Gold winner of the AXIOM Business Book Award in the category of Philanthropy, Non-Profit, Sustainability. Please see: http://www.axiomawards.com/77/award-winners/2017-winners
Consumerism promises a shortcut to a 'better' life through the accumulation of certain fashionable goods and experiences. Over recent decades, this has resulted in a rising tide of cheap, short-lived goods produced, used and discarded in increasingly rapid cycles, along the way depleting resources and degrading environmental systems.Somebody Else’s Problem calls for a radical change in how we think about our material world, and how we design, make and use the products and services we need. Rejecting the idea that individuals alone are responsible for the environmental problems we face, it challenges us to look again at the systems, norms and values we take for granted in daily life, and their cumulative role in our environmental crisis.Robert Crocker presents an overview of the main forces giving rise to modern consumerism, looks closely at today’s accelerating consumption patterns and asks why older, more ‘custodial’ patterns of consumption are in decline. Avoiding simplistic quick-fix formulas, the book explores recommendations for new ways of designing, making and using goods and services that can reduce our excess consumption, but still contribute to a good and meaningful life.
Table of Contents

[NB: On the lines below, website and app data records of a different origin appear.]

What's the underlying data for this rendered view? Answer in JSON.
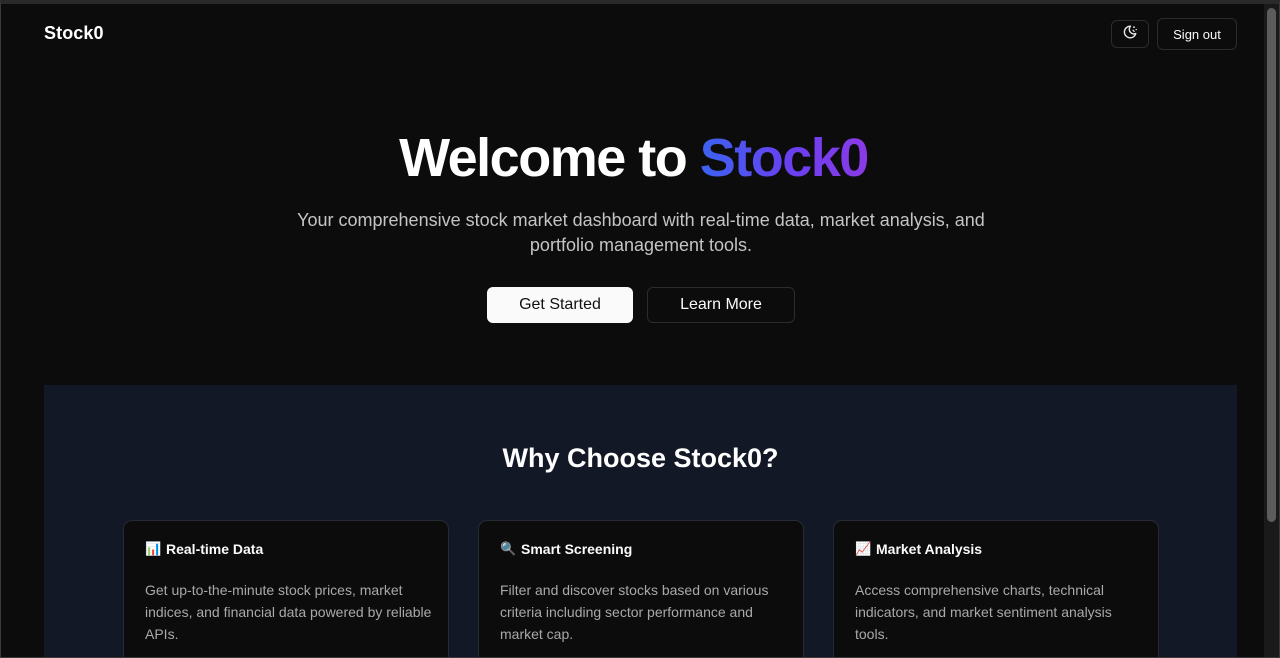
{
  "header": {
    "brand": "Stock0",
    "theme_toggle_icon": "moon-sun-icon",
    "signout_label": "Sign out"
  },
  "hero": {
    "title_prefix": "Welcome to ",
    "title_accent": "Stock0",
    "subtitle": "Your comprehensive stock market dashboard with real-time data, market analysis, and portfolio management tools.",
    "primary_button": "Get Started",
    "secondary_button": "Learn More"
  },
  "features": {
    "title": "Why Choose Stock0?",
    "cards": [
      {
        "icon": "bar-chart-icon",
        "emoji": "📊",
        "title": "Real-time Data",
        "description": "Get up-to-the-minute stock prices, market indices, and financial data powered by reliable APIs."
      },
      {
        "icon": "magnifier-icon",
        "emoji": "🔍",
        "title": "Smart Screening",
        "description": "Filter and discover stocks based on various criteria including sector performance and market cap."
      },
      {
        "icon": "trending-up-icon",
        "emoji": "📈",
        "title": "Market Analysis",
        "description": "Access comprehensive charts, technical indicators, and market sentiment analysis tools."
      }
    ]
  },
  "colors": {
    "background": "#0c0c0c",
    "section_background": "#131826",
    "accent_start": "#3b63f0",
    "accent_end": "#8b3ae6"
  }
}
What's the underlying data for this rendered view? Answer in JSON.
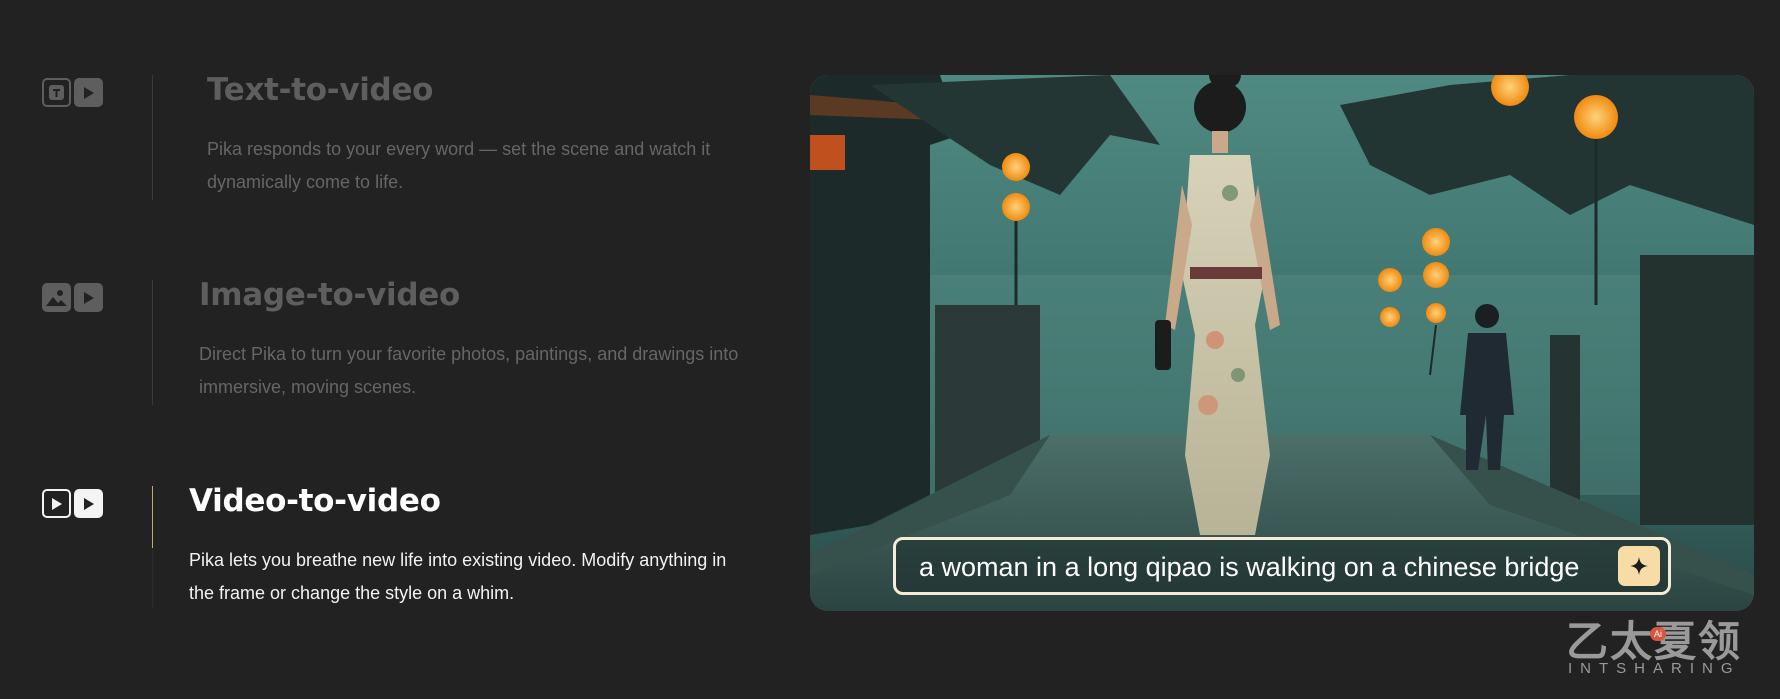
{
  "features": [
    {
      "title": "Text-to-video",
      "description": "Pika responds to your every word — set the scene and watch it dynamically come to life.",
      "icon_left": "text-T-icon",
      "icon_right": "play-icon",
      "active": false
    },
    {
      "title": "Image-to-video",
      "description": "Direct Pika to turn your favorite photos, paintings, and drawings into immersive, moving scenes.",
      "icon_left": "image-icon",
      "icon_right": "play-icon",
      "active": false
    },
    {
      "title": "Video-to-video",
      "description": "Pika lets you breathe new life into existing video. Modify anything in the frame or change the style on a whim.",
      "icon_left": "video-play-icon",
      "icon_right": "play-icon",
      "active": true
    }
  ],
  "video": {
    "prompt": "a woman in a long qipao is walking on a chinese bridge",
    "submit_icon": "sparkle-icon"
  },
  "watermark": {
    "logo_text": "乙太夏领",
    "badge_text": "Ai",
    "subtitle": "INTSHARING"
  },
  "colors": {
    "background": "#222222",
    "inactive_text": "#5e5e5e",
    "active_text": "#ffffff",
    "active_divider": "#c9a96b",
    "prompt_border": "#f5ecd9",
    "sparkle_button": "#f7dca8",
    "lantern": "#f59a1c"
  }
}
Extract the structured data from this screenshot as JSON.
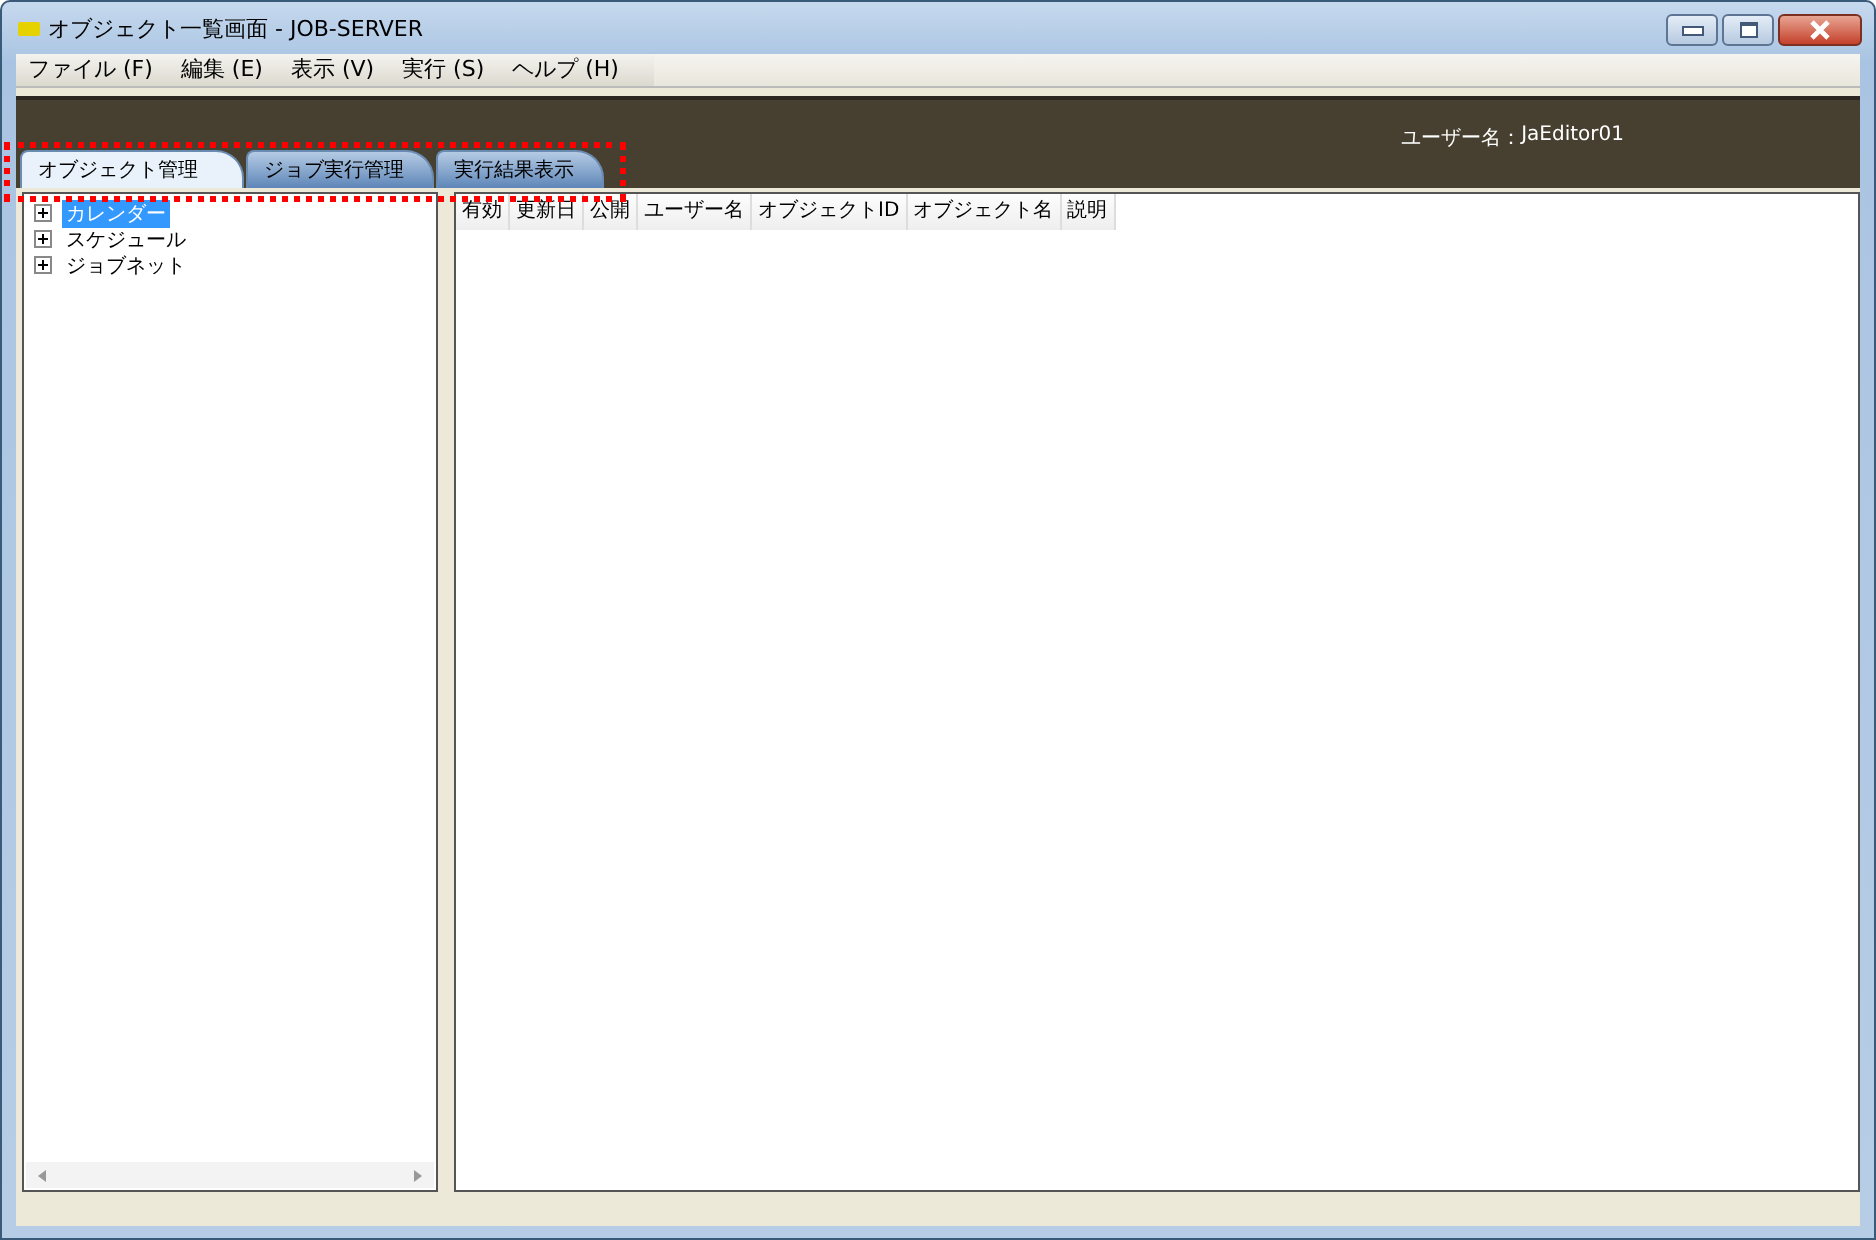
{
  "window": {
    "title": "オブジェクト一覧画面 - JOB-SERVER"
  },
  "menu": [
    "ファイル (F)",
    "編集 (E)",
    "表示 (V)",
    "実行 (S)",
    "ヘルプ (H)"
  ],
  "header": {
    "user_label": "ユーザー名：",
    "user_name": "JaEditor01"
  },
  "tabs": [
    {
      "label": "オブジェクト管理",
      "selected": true
    },
    {
      "label": "ジョブ実行管理",
      "selected": false
    },
    {
      "label": "実行結果表示",
      "selected": false
    }
  ],
  "tree": [
    {
      "label": "カレンダー",
      "selected": true,
      "expanded": false
    },
    {
      "label": "スケジュール",
      "selected": false,
      "expanded": false
    },
    {
      "label": "ジョブネット",
      "selected": false,
      "expanded": false
    }
  ],
  "table": {
    "columns": [
      "有効",
      "更新日",
      "公開",
      "ユーザー名",
      "オブジェクトID",
      "オブジェクト名",
      "説明"
    ]
  }
}
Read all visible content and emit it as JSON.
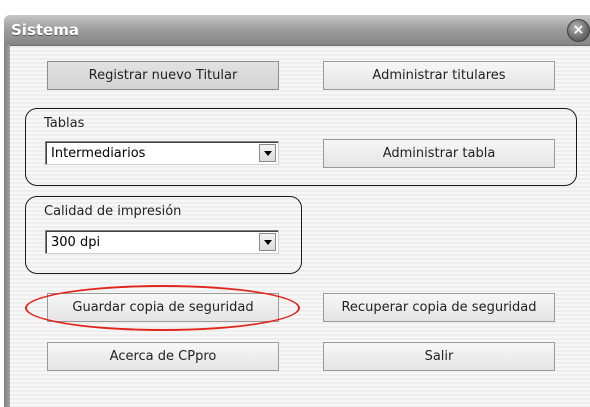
{
  "window": {
    "title": "Sistema"
  },
  "buttons": {
    "register_holder": "Registrar nuevo Titular",
    "manage_holders": "Administrar titulares",
    "manage_table": "Administrar tabla",
    "save_backup": "Guardar copia de seguridad",
    "restore_backup": "Recuperar copia de seguridad",
    "about": "Acerca de CPpro",
    "exit": "Salir"
  },
  "tables_group": {
    "label": "Tablas",
    "selected": "Intermediarios"
  },
  "print_group": {
    "label": "Calidad de impresión",
    "selected": "300 dpi"
  },
  "colors": {
    "highlight": "#e0261b",
    "titlebar": "#9f9f9f"
  }
}
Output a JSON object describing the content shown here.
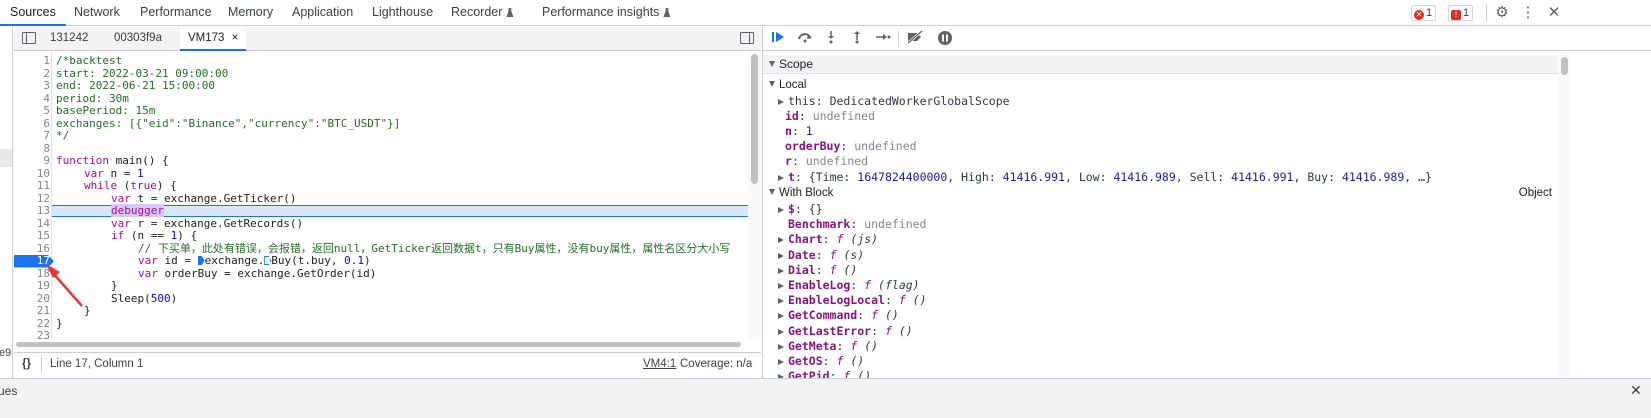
{
  "top_tabs": [
    {
      "label": "Sources",
      "active": true
    },
    {
      "label": "Network",
      "active": false
    },
    {
      "label": "Performance",
      "active": false
    },
    {
      "label": "Memory",
      "active": false
    },
    {
      "label": "Application",
      "active": false
    },
    {
      "label": "Lighthouse",
      "active": false
    },
    {
      "label": "Recorder",
      "active": false,
      "icon": "flask-icon"
    },
    {
      "label": "Performance insights",
      "active": false,
      "icon": "flask-icon"
    }
  ],
  "badges": {
    "errors": "1",
    "issues": "1"
  },
  "file_tabs": [
    {
      "label": "131242"
    },
    {
      "label": "00303f9a"
    },
    {
      "label": "VM173",
      "active": true,
      "close": "×"
    }
  ],
  "code_lines": [
    {
      "n": "1"
    },
    {
      "n": "2"
    },
    {
      "n": "3"
    },
    {
      "n": "4"
    },
    {
      "n": "5"
    },
    {
      "n": "6"
    },
    {
      "n": "7"
    },
    {
      "n": "8"
    },
    {
      "n": "9"
    },
    {
      "n": "10"
    },
    {
      "n": "11"
    },
    {
      "n": "12"
    },
    {
      "n": "13"
    },
    {
      "n": "14"
    },
    {
      "n": "15"
    },
    {
      "n": "16"
    },
    {
      "n": "17"
    },
    {
      "n": "18"
    },
    {
      "n": "19"
    },
    {
      "n": "20"
    },
    {
      "n": "21"
    },
    {
      "n": "22"
    },
    {
      "n": "23"
    }
  ],
  "code": {
    "l1": "/*backtest",
    "l2": "start: 2022-03-21 09:00:00",
    "l3": "end: 2022-06-21 15:00:00",
    "l4": "period: 30m",
    "l5": "basePeriod: 15m",
    "l6": "exchanges: [{\"eid\":\"Binance\",\"currency\":\"BTC_USDT\"}]",
    "l7": "*/",
    "l9_kw": "function",
    "l9_rest": " main() {",
    "l10_kw": "var",
    "l10_rest": " n = ",
    "l10_num": "1",
    "l11_kw": "while",
    "l11_a": " (",
    "l11_kw2": "true",
    "l11_b": ") {",
    "l12_kw": "var",
    "l12_rest": " t = exchange.GetTicker()",
    "l13": "debugger",
    "l14_kw": "var",
    "l14_rest": " r = exchange.GetRecords()",
    "l15_kw": "if",
    "l15_a": " (n == ",
    "l15_num": "1",
    "l15_b": ") {",
    "l16": "// 下买单，此处有错误，会报错，返回null，GetTicker返回数据t，只有Buy属性，没有buy属性，属性名区分大小写",
    "l17_kw": "var",
    "l17_a": " id = ",
    "l17_b": "exchange.",
    "l17_c": "Buy(t.buy, ",
    "l17_num": "0.1",
    "l17_d": ")",
    "l18_kw": "var",
    "l18_rest": " orderBuy = exchange.GetOrder(id)",
    "l19": "}",
    "l20_a": "Sleep(",
    "l20_num": "500",
    "l20_b": ")",
    "l21": "}",
    "l22": "}"
  },
  "status": {
    "braces": "{}",
    "position": "Line 17, Column 1",
    "vm_link": "VM4:1",
    "coverage": "Coverage: n/a"
  },
  "scope": {
    "header": "Scope",
    "local_label": "Local",
    "local": [
      {
        "k": "this",
        "v": "DedicatedWorkerGlobalScope"
      },
      {
        "k": "id",
        "v": "undefined"
      },
      {
        "k": "n",
        "v": "1"
      },
      {
        "k": "orderBuy",
        "v": "undefined"
      },
      {
        "k": "r",
        "v": "undefined"
      },
      {
        "k": "t",
        "v_open": "{Time: ",
        "time": "1647824400000",
        "high_k": ", High: ",
        "high": "41416.991",
        "low_k": ", Low: ",
        "low": "41416.989",
        "sell_k": ", Sell: ",
        "sell": "41416.991",
        "buy_k": ", Buy: ",
        "buy": "41416.989",
        "tail": ", …}"
      }
    ],
    "with_label": "With Block",
    "with_type": "Object",
    "with": [
      {
        "k": "$",
        "v": "{}"
      },
      {
        "k": "Benchmark",
        "v": "undefined"
      },
      {
        "k": "Chart",
        "f": "f",
        "a": "(js)"
      },
      {
        "k": "Date",
        "f": "f",
        "a": "(s)"
      },
      {
        "k": "Dial",
        "f": "f",
        "a": "()"
      },
      {
        "k": "EnableLog",
        "f": "f",
        "a": "(flag)"
      },
      {
        "k": "EnableLogLocal",
        "f": "f",
        "a": "()"
      },
      {
        "k": "GetCommand",
        "f": "f",
        "a": "()"
      },
      {
        "k": "GetLastError",
        "f": "f",
        "a": "()"
      },
      {
        "k": "GetMeta",
        "f": "f",
        "a": "()"
      },
      {
        "k": "GetOS",
        "f": "f",
        "a": "()"
      },
      {
        "k": "GetPid",
        "f": "f",
        "a": "()"
      }
    ]
  },
  "left_fragment": "e9",
  "drawer": {
    "label": "ues",
    "close": "✕"
  }
}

Foreword by Stuart Walker Introduction: The problem with consumerism Part 1: From consumption to consumerism1. Pleasure and luxury in consumptionPleasure in consumption Deception and choice in consumerismThe idea of luxuryThe democratization of luxuryHogarth’s A Rake’s ProgressSomebody and nobody 2. Imitation in design and consumptionImitation and global tradeAdaptive imitation in designConsumption and imitationFrom imitation to hyper-consumption 3. Vision and ideology in design and consumptionThe rise of the consumer citizen Design, vision and ideologyWilliam Morris’s gospel of work Shaping the ideal home through design Inside the ‘design factory’ 4. Enabling systems in consumptionSystems and their sunk-cost effectsThe freedom of the roadThe dream of flightIndividualization and substitution Learning from pedestrians Part 2: The escalation of consumption 5. Comparison, competition and consumerismThe fifties syndromeThe newcomersComparison and competition Managing product valueSpace inflation6. Technology and accelerationFounding mythsFrom augmentation to controlThe high cost of optimizationA Revolution in Time From the digital to the ‘physible’7. The consumption of natureFrom the gardens of childhoodUnderstanding ‘nature’Nature as ideaThe conquest of natureTelling stories about natureNature as perfectionNatural ZombiesPart 3: Towards sustainable consumption 8. Learning from the pastWhat is ‘sustainable consumption’?Enabling the good lifeMy father’s booksCustodian consumptionTowards the throwaway society9. Values, goals and timeCatching up with debtThe heart of the dilemmaA self-centred societyLearning to play the fluteRediscovering the land10. From post-caution to precautionThe post-cautionary principleAsking questions firstThe many uses of co-creationCo-creation through living labsLocating the precautionaryTowards sustainable consumptionConclusion